The brown tone of the photo is indicative of an albumen print, a popular photographic method from 1860-90, the first commercially used method of producing a photograph on paper using a negative. Albumen, which is found in egg whites, is used to bind the photo chemicals to the paper. This photo was likely given a selenium toning bath to improve both its tone and longevity.
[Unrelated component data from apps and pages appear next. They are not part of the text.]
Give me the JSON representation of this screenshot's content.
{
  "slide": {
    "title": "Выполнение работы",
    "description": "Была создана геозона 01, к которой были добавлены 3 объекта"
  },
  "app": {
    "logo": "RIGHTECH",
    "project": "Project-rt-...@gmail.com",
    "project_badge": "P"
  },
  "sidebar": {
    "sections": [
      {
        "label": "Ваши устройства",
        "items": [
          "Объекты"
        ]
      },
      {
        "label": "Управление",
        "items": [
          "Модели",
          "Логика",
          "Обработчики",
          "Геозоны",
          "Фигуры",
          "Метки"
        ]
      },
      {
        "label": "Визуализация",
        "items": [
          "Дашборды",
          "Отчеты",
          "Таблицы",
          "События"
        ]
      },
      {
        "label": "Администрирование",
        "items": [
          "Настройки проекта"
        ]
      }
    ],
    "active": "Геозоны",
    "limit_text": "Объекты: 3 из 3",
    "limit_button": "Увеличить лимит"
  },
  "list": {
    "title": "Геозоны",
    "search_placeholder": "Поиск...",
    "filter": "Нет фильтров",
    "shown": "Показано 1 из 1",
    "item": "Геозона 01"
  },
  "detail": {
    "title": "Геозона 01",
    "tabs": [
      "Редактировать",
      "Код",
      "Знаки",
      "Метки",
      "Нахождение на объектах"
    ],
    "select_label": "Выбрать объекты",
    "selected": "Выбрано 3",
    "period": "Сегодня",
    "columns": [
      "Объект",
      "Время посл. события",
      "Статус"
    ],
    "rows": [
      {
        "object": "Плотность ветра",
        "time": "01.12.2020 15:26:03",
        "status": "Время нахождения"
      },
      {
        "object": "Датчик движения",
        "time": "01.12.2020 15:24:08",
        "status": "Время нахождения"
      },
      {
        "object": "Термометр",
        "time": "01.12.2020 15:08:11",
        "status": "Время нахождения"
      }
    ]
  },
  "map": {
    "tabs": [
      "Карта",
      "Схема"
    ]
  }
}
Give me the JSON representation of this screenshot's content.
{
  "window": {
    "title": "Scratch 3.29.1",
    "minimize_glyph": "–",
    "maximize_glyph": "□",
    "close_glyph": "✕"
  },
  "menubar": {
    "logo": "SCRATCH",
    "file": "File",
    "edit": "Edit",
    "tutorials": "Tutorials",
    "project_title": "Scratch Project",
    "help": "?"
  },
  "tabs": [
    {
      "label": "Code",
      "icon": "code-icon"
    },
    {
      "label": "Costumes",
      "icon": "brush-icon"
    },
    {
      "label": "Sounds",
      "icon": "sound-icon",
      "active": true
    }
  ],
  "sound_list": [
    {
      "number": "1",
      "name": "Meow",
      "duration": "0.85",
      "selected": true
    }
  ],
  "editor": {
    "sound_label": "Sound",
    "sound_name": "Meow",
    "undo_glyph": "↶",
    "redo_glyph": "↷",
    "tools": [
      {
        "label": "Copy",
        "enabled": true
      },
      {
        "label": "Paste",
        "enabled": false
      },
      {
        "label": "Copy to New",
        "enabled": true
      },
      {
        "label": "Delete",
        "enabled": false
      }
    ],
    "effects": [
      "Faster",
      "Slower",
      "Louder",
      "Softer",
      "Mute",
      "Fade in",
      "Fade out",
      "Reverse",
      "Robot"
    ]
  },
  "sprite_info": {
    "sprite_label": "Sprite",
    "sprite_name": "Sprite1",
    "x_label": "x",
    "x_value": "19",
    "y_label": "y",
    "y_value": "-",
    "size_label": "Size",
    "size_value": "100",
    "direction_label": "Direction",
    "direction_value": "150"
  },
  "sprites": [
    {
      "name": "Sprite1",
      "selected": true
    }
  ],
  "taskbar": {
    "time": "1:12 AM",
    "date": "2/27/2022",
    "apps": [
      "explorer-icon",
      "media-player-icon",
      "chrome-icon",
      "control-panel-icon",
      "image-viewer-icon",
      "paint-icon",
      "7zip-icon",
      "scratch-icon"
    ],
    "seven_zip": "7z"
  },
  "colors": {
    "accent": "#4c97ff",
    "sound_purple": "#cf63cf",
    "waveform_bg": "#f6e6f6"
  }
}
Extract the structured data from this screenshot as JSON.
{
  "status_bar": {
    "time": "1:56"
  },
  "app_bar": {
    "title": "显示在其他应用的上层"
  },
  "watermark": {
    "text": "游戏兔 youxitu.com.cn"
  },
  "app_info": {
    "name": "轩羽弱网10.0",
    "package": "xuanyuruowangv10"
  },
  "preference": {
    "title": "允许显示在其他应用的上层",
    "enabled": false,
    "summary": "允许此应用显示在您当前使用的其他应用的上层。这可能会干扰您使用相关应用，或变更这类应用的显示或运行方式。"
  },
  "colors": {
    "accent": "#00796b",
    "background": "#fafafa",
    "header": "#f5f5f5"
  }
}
The photo, credited to the D&R.G.R.R., is the property of the Denver Public Library, which maintains a huge database of historical documents. The online collection contains a selection of photographs, maps, broadsides, architectural drawings and other documents from the collections of the Western History/Genealogy Department chronicling the people, places, and events that shaped the settlement and growth of the Western United States. The work of many outstanding photographers is represented, and the collection includes images of Native Americans, pioneers, railroads, mining, Denver and Colorado towns, Buffalo Bill’s Wild West Show, the 10th Mountain Division ski troops and many more. New images chronicling the ongoing development of Western America are continually being added.
Founded in 1889, the Denver Public Library connects people with information, ideas and experiences to provide enjoyment, enrich lives and strengthen the community. With 26 locations throughout Denver, the library provides essential resources to the community, including early literacy programs, computer and internet access and training, family and adult programs.
Visit their archives at: www.digital.denverlibrary.org